The original painting.
A detail of the original replicated and duplicated.
In response to Darwin's iconic description of the development of the eye, Schenk drew on novel biomimetic techniques and paint-technology to create artworks inspired by the astonishingly realistic eyespots adorning the wings of the rare moth Erebus obscura.
Mirroring the process of evolution, latest colour-shifting nano-particles and innovative reproduction techniques were employed to create successively 'modified' variations of the 'same' moth painting. Simultaneously magnifying, yet focusing in on, the subject, each additional repeated version evolves from the previous template - but inevitably change and mutation leads to the formation of new, modified patterns, shapes and hues.
To capture the ephemeral quality of the colour, the artist drew on her unique expertise of utilising cutting-edge iridescent 'pigments'. Thus, depending on the light and viewing angle, an apparently dull brown moth transforms itself into a glittering beauty - before our very eyes.

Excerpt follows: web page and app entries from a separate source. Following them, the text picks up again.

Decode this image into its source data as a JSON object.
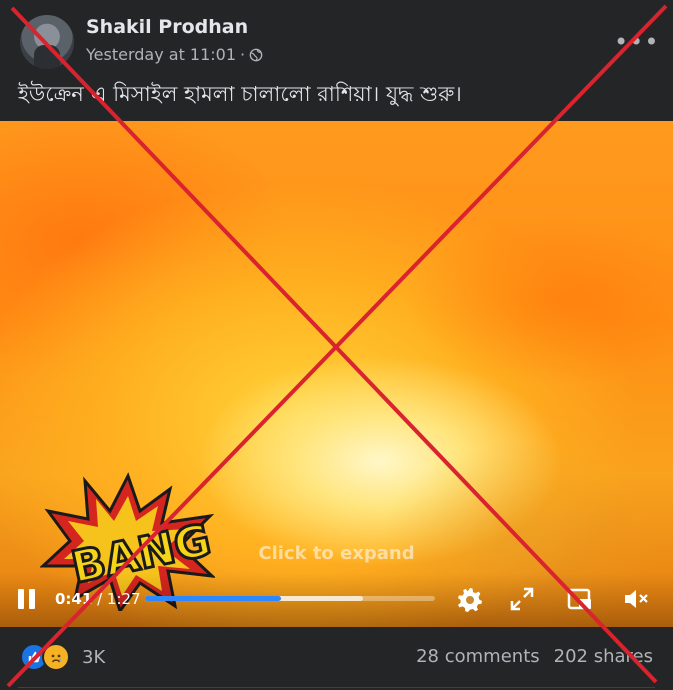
{
  "post": {
    "author": "Shakil Prodhan",
    "timestamp": "Yesterday at 11:01",
    "separator": "·",
    "audience_icon": "globe-icon",
    "more_label": "•••",
    "text": "ইউক্রেন এ মিসাইল হামলা চালালো রাশিয়া। যুদ্ধ শুরু।"
  },
  "video": {
    "overlay_text": "Click to expand",
    "current_time": "0:41",
    "time_separator": " / ",
    "duration": "1:27",
    "played_fraction": 0.47,
    "buffered_fraction": 0.75,
    "sticker_text": "BANG",
    "icons": [
      "pause-icon",
      "gear-icon",
      "fullscreen-icon",
      "pip-icon",
      "mute-icon"
    ]
  },
  "footer": {
    "reaction_icons": [
      "like-icon",
      "sad-icon"
    ],
    "reaction_count": "3K",
    "comments": "28 comments",
    "shares": "202 shares"
  },
  "colors": {
    "background": "#242526",
    "text_primary": "#e4e6eb",
    "text_secondary": "#b0b3b8",
    "progress_played": "#2d88ff",
    "cross_mark": "#d9232e"
  }
}
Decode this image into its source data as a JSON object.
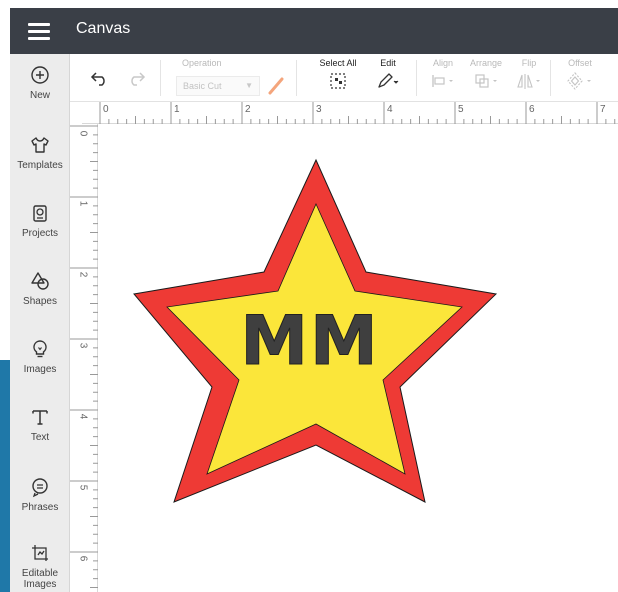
{
  "header": {
    "title": "Canvas"
  },
  "sidebar": {
    "items": [
      {
        "label": "New",
        "icon": "plus-circle-icon"
      },
      {
        "label": "Templates",
        "icon": "shirt-icon"
      },
      {
        "label": "Projects",
        "icon": "projects-icon"
      },
      {
        "label": "Shapes",
        "icon": "shapes-icon"
      },
      {
        "label": "Images",
        "icon": "lightbulb-icon"
      },
      {
        "label": "Text",
        "icon": "text-icon"
      },
      {
        "label": "Phrases",
        "icon": "speech-bubble-icon"
      },
      {
        "label": "Editable Images",
        "icon": "editable-image-icon"
      }
    ]
  },
  "toolbar": {
    "operation_label": "Operation",
    "operation_value": "Basic Cut",
    "select_all_label": "Select All",
    "edit_label": "Edit",
    "align_label": "Align",
    "arrange_label": "Arrange",
    "flip_label": "Flip",
    "offset_label": "Offset"
  },
  "ruler": {
    "horizontal": [
      "0",
      "1",
      "2",
      "3",
      "4",
      "5",
      "6",
      "7"
    ],
    "vertical": [
      "0",
      "1",
      "2",
      "3",
      "4",
      "5",
      "6"
    ]
  },
  "design": {
    "text": "MM",
    "outer_color": "#ee3a35",
    "inner_color": "#fbe63a",
    "text_color": "#3f3f3f"
  }
}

In short, the complex interrelationships between the evolution of colour, camouflage, display and perception are artistically explored.

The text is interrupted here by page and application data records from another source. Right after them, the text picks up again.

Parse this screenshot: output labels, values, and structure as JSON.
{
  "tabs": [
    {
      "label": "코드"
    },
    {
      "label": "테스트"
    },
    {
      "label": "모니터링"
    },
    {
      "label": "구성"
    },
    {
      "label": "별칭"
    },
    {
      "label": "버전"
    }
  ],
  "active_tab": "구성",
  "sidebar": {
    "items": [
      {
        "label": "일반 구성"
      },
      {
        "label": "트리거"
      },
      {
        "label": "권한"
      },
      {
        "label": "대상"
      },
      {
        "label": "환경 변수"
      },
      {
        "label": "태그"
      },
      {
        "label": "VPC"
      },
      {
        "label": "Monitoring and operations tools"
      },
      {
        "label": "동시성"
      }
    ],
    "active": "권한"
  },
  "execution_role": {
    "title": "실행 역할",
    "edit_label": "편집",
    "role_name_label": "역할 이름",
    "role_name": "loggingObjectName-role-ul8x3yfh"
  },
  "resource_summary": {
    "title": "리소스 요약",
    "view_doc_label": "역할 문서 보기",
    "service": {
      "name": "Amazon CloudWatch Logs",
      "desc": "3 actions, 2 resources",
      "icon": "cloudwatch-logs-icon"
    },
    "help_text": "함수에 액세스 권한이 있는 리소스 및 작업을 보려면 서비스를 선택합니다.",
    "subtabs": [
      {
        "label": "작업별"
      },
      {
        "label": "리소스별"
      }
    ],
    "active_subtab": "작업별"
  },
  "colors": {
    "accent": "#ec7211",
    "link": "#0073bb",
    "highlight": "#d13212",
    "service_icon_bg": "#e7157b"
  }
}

The project's immediacy to biology is evident in both animal coloration/display and in the evolutionary development of the eye. Colour adaptation, eye development and perception are inextricably linked. Butterfly eyespots benefit the insect by tricking the eye of (and so warding off) predators. Since Darwin first described a sequence of eye development, molecular genetics has shed much light on the actual genes and biochemical pathways involved. Extensive work on the development of eyespots is currently being undertaken in the emerging field of evolutionary developmental biology (Evo-Devo). Also, crucially due to its profound implications well beyond biology, evolutionary theory can provide a link between art and science - one the artist is exploring.
A smaller detail duplicated.

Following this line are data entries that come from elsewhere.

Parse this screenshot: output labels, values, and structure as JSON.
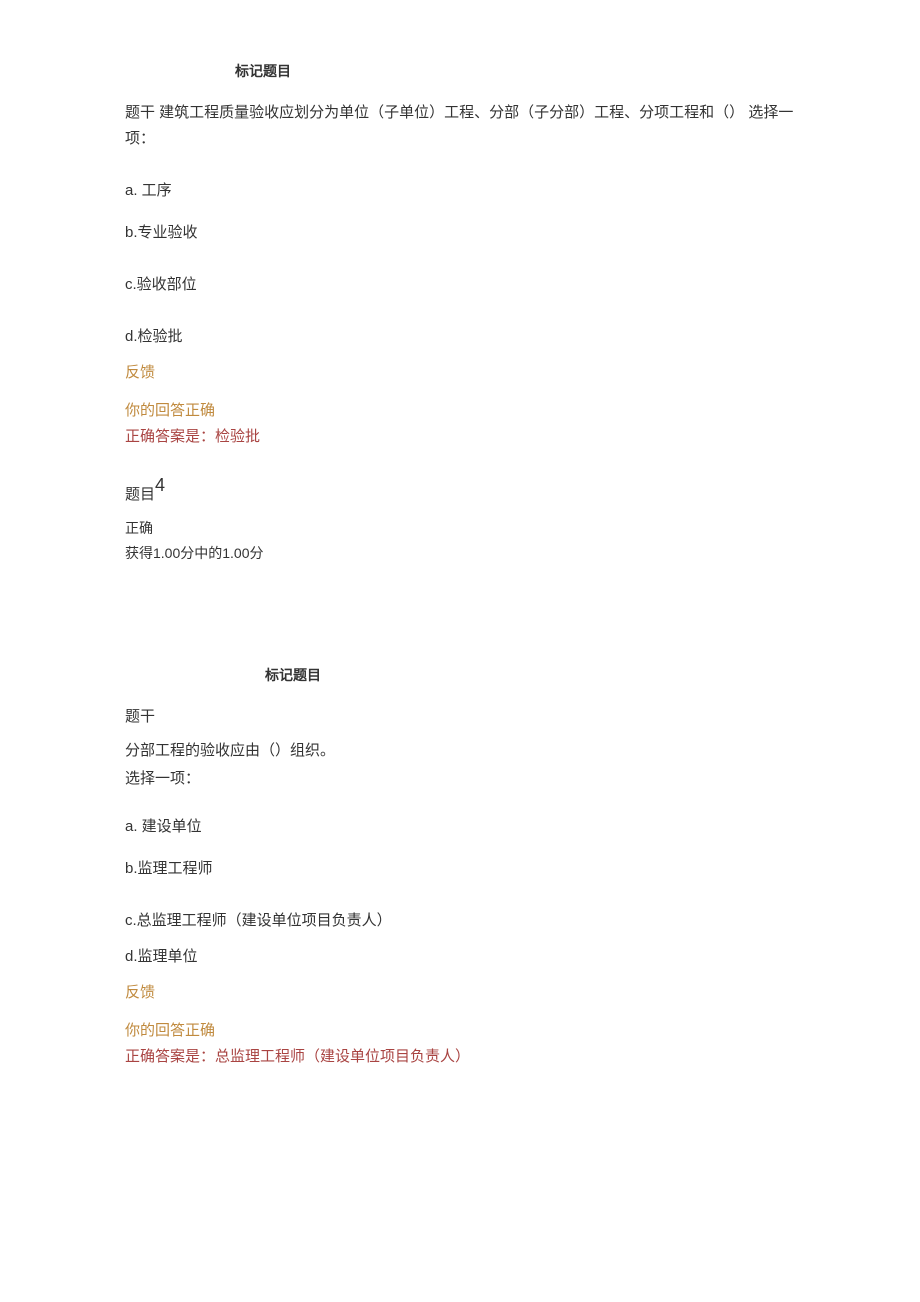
{
  "q3": {
    "mark_label": "标记题目",
    "stem": "题干  建筑工程质量验收应划分为单位（子单位）工程、分部（子分部）工程、分项工程和（）  选择一项：",
    "options": {
      "a": "a.      工序",
      "b": "b.专业验收",
      "c": "c.验收部位",
      "d": "d.检验批"
    },
    "feedback_header": "反馈",
    "feedback_result": "你的回答正确",
    "correct_answer": "正确答案是：检验批"
  },
  "q4": {
    "question_label": "题目",
    "question_number": "4",
    "status": "正确",
    "score": "获得1.00分中的1.00分",
    "mark_label": "标记题目",
    "stem_label": "题干",
    "stem_text": "分部工程的验收应由（）组织。",
    "select_prompt": "选择一项：",
    "options": {
      "a": "a.      建设单位",
      "b": "b.监理工程师",
      "c": "c.总监理工程师（建设单位项目负责人）",
      "d": "d.监理单位"
    },
    "feedback_header": "反馈",
    "feedback_result": "你的回答正确",
    "correct_answer": "正确答案是：总监理工程师（建设单位项目负责人）"
  }
}
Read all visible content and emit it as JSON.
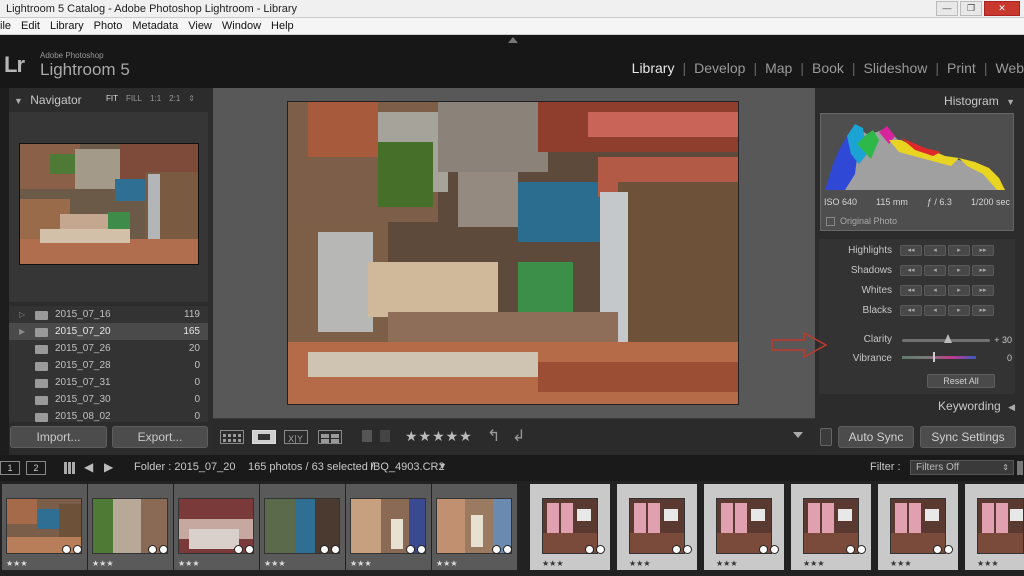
{
  "window": {
    "title": "Lightroom 5 Catalog - Adobe Photoshop Lightroom - Library",
    "controls": [
      "—",
      "❐",
      "✕"
    ]
  },
  "menu": [
    "ile",
    "Edit",
    "Library",
    "Photo",
    "Metadata",
    "View",
    "Window",
    "Help"
  ],
  "brand": {
    "mark": "Lr",
    "sub": "Adobe Photoshop",
    "name": "Lightroom 5"
  },
  "modules": [
    {
      "label": "Library",
      "active": true
    },
    {
      "label": "Develop"
    },
    {
      "label": "Map"
    },
    {
      "label": "Book"
    },
    {
      "label": "Slideshow"
    },
    {
      "label": "Print"
    },
    {
      "label": "Web"
    }
  ],
  "navigator": {
    "title": "Navigator",
    "zoom_options": [
      "FIT",
      "FILL",
      "1:1",
      "2:1"
    ]
  },
  "folders": [
    {
      "name": "2015_07_16",
      "count": "119",
      "selected": false
    },
    {
      "name": "2015_07_20",
      "count": "165",
      "selected": true
    },
    {
      "name": "2015_07_26",
      "count": "20",
      "selected": false
    },
    {
      "name": "2015_07_28",
      "count": "0",
      "selected": false
    },
    {
      "name": "2015_07_31",
      "count": "0",
      "selected": false
    },
    {
      "name": "2015_07_30",
      "count": "0",
      "selected": false
    },
    {
      "name": "2015_08_02",
      "count": "0",
      "selected": false
    }
  ],
  "left_buttons": {
    "import": "Import...",
    "export": "Export..."
  },
  "toolbar": {
    "stars": "★★★★★"
  },
  "histogram": {
    "title": "Histogram",
    "iso": "ISO 640",
    "focal": "115 mm",
    "aperture": "ƒ / 6.3",
    "shutter": "1/200 sec",
    "original_photo": "Original Photo"
  },
  "quick_develop": {
    "tone": [
      {
        "label": "Highlights"
      },
      {
        "label": "Shadows"
      },
      {
        "label": "Whites"
      },
      {
        "label": "Blacks"
      }
    ],
    "btn_glyphs": [
      "◂◂",
      "◂",
      "▸",
      "▸▸"
    ],
    "clarity": {
      "label": "Clarity",
      "value": "+ 30"
    },
    "vibrance": {
      "label": "Vibrance",
      "value": "0"
    },
    "reset": "Reset All"
  },
  "keywording": {
    "title": "Keywording"
  },
  "sync": {
    "auto": "Auto Sync",
    "settings": "Sync Settings"
  },
  "filmstrip_bar": {
    "screen1": "1",
    "screen2": "2",
    "folder": "Folder : 2015_07_20",
    "info": "165 photos / 63 selected /",
    "file": "IBQ_4903.CR2",
    "filter_label": "Filter :",
    "filter_value": "Filters Off"
  },
  "filmstrip": [
    {
      "stars": "★★★",
      "selected": false
    },
    {
      "stars": "★★★",
      "selected": false
    },
    {
      "stars": "★★★",
      "selected": false
    },
    {
      "stars": "★★★",
      "selected": false
    },
    {
      "stars": "★★★",
      "selected": false
    },
    {
      "stars": "★★★",
      "selected": false
    },
    {
      "stars": "★★★",
      "selected": true
    },
    {
      "stars": "★★★",
      "selected": true
    },
    {
      "stars": "★★★",
      "selected": true
    },
    {
      "stars": "★★★",
      "selected": true
    },
    {
      "stars": "★★★",
      "selected": true
    },
    {
      "stars": "★★★",
      "selected": true
    }
  ],
  "colors": {
    "accent": "#e6e6e6",
    "arrow": "#c0392b"
  }
}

The resulting series of interrelated paintings formed the centerpiece for exhibitions and public engagement activities throughout the Year of Darwin (2009). In the run up to the main event (a solo-show/ public lecture to mark the 150's anniversary of Darwin's publication of 'The Origin') selected works were shown at Glasgow Science Centre and the Central Library, Birmingham. In addition, various public lectures and conference presentations were delivered in Birmingham, London, France and Spain.
Right: A pattern created from a multiplied detail of 'the original'.
Below: A range of patterns is achieved by re-arranging a multiplied detail of 'the original'.
In the Eye of the Beholder: Exhibitions
In the Eye of the Beholder. Solo exhibition in conjunction with Darwin 200 - a national programme of activities to celebrate the 200th anniversary of Darwin's birth. School of Art, Birmingham, Nov.
From Sea to Air. Solo exhibition as part of Birmingham Artsfest, Central Library, Birmingham, Sept.
The Evolution of Evolution. Group exhibition. Glasgow Science Centre, June.
In the Eye of the Beholder: Talks
- 27 Nov 09
- Franziska Schenk in Discussion with Prof. Frederic Fol Leymarie. Thursday Club, Goldsmiths University of London. info
- 24 Nov 09
- In the Eye of the Beholder: The Art of Evolution. School of Art, Birmingham City University. info
- 13 Feb 09
- In the Eye of the Beholder: The Art of Evolution. Darwin Day, University of Birmingham. info
- 13 July 09
- Bio-inspired ‘Pigments’ and their Conversion to the Painter’s Palette. Conference: Bio-inspired Photonic Structures, San Sebastian, Spain. info
- 31 Mar 09
- Biophotonics: An Inspiration for Fine Art Painting. SciArtColloquium: Biophotonics – Bioinspiration, Fondation des Treilles, France. info
Featured Talk: In the Eye of the Beholder - 24 Nov 09